*Given information:*

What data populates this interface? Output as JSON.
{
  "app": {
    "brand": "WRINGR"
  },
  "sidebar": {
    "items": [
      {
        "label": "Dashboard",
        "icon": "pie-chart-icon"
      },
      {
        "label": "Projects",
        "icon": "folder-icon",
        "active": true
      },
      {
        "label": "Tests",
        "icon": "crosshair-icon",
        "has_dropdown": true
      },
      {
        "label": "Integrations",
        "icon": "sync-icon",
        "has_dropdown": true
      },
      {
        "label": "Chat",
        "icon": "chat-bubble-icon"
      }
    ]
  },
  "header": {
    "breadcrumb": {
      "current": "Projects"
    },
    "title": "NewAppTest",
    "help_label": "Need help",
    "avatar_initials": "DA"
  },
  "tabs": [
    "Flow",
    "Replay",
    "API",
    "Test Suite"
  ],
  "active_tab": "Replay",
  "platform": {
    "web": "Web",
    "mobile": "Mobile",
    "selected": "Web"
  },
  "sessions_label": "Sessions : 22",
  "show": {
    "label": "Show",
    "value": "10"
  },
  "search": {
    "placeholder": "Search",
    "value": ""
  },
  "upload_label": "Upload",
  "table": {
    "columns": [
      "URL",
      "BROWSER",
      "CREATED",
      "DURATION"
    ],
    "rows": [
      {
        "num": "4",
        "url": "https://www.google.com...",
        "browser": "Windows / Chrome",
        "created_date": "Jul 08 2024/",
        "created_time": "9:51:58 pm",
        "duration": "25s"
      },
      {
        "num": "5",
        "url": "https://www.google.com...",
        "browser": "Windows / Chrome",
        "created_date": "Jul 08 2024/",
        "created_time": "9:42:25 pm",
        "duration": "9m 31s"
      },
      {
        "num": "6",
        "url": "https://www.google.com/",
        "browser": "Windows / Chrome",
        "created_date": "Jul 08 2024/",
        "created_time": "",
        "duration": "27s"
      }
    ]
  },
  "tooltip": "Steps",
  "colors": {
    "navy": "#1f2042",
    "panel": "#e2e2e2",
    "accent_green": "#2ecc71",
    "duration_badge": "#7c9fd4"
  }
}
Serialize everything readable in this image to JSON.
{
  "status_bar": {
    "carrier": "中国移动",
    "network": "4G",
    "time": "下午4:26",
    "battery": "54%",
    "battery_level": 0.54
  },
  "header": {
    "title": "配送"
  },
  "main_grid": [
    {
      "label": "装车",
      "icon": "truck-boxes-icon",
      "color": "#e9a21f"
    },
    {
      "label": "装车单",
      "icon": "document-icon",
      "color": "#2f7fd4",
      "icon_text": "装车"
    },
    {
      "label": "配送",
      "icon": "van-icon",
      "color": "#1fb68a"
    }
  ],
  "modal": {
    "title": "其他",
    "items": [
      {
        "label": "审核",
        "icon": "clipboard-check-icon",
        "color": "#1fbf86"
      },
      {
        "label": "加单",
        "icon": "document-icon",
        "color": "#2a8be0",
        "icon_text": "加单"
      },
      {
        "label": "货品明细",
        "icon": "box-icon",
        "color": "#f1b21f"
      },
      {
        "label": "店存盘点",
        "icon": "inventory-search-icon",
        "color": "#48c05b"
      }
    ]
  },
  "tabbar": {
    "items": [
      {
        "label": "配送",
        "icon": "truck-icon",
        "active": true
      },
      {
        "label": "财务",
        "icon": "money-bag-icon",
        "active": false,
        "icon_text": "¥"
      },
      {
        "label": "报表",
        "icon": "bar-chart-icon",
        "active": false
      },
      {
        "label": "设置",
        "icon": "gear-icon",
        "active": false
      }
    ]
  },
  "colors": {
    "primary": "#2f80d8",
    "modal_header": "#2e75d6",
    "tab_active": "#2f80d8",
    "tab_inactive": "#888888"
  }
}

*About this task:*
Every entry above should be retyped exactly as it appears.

*The completed task:*
What data populates this interface? Output as JSON.
{
  "app": {
    "brand": "WRINGR"
  },
  "sidebar": {
    "items": [
      {
        "label": "Dashboard",
        "icon": "pie-chart-icon"
      },
      {
        "label": "Projects",
        "icon": "folder-icon",
        "active": true
      },
      {
        "label": "Tests",
        "icon": "crosshair-icon",
        "has_dropdown": true
      },
      {
        "label": "Integrations",
        "icon": "sync-icon",
        "has_dropdown": true
      },
      {
        "label": "Chat",
        "icon": "chat-bubble-icon"
      }
    ]
  },
  "header": {
    "breadcrumb": {
      "current": "Projects"
    },
    "title": "NewAppTest",
    "help_label": "Need help",
    "avatar_initials": "DA"
  },
  "tabs": [
    "Flow",
    "Replay",
    "API",
    "Test Suite"
  ],
  "active_tab": "Replay",
  "platform": {
    "web": "Web",
    "mobile": "Mobile",
    "selected": "Web"
  },
  "sessions_label": "Sessions : 22",
  "show": {
    "label": "Show",
    "value": "10"
  },
  "search": {
    "placeholder": "Search",
    "value": ""
  },
  "upload_label": "Upload",
  "table": {
    "columns": [
      "URL",
      "BROWSER",
      "CREATED",
      "DURATION"
    ],
    "rows": [
      {
        "num": "4",
        "url": "https://www.google.com...",
        "browser": "Windows / Chrome",
        "created_date": "Jul 08 2024/",
        "created_time": "9:51:58 pm",
        "duration": "25s"
      },
      {
        "num": "5",
        "url": "https://www.google.com...",
        "browser": "Windows / Chrome",
        "created_date": "Jul 08 2024/",
        "created_time": "9:42:25 pm",
        "duration": "9m 31s"
      },
      {
        "num": "6",
        "url": "https://www.google.com/",
        "browser": "Windows / Chrome",
        "created_date": "Jul 08 2024/",
        "created_time": "",
        "duration": "27s"
      }
    ]
  },
  "tooltip": "Steps",
  "colors": {
    "navy": "#1f2042",
    "panel": "#e2e2e2",
    "accent_green": "#2ecc71",
    "duration_badge": "#7c9fd4"
  }
}
Serialize everything readable in this image to JSON.
{
  "status_bar": {
    "carrier": "中国移动",
    "network": "4G",
    "time": "下午4:26",
    "battery": "54%",
    "battery_level": 0.54
  },
  "header": {
    "title": "配送"
  },
  "main_grid": [
    {
      "label": "装车",
      "icon": "truck-boxes-icon",
      "color": "#e9a21f"
    },
    {
      "label": "装车单",
      "icon": "document-icon",
      "color": "#2f7fd4",
      "icon_text": "装车"
    },
    {
      "label": "配送",
      "icon": "van-icon",
      "color": "#1fb68a"
    }
  ],
  "modal": {
    "title": "其他",
    "items": [
      {
        "label": "审核",
        "icon": "clipboard-check-icon",
        "color": "#1fbf86"
      },
      {
        "label": "加单",
        "icon": "document-icon",
        "color": "#2a8be0",
        "icon_text": "加单"
      },
      {
        "label": "货品明细",
        "icon": "box-icon",
        "color": "#f1b21f"
      },
      {
        "label": "店存盘点",
        "icon": "inventory-search-icon",
        "color": "#48c05b"
      }
    ]
  },
  "tabbar": {
    "items": [
      {
        "label": "配送",
        "icon": "truck-icon",
        "active": true
      },
      {
        "label": "财务",
        "icon": "money-bag-icon",
        "active": false,
        "icon_text": "¥"
      },
      {
        "label": "报表",
        "icon": "bar-chart-icon",
        "active": false
      },
      {
        "label": "设置",
        "icon": "gear-icon",
        "active": false
      }
    ]
  },
  "colors": {
    "primary": "#2f80d8",
    "modal_header": "#2e75d6",
    "tab_active": "#2f80d8",
    "tab_inactive": "#888888"
  }
}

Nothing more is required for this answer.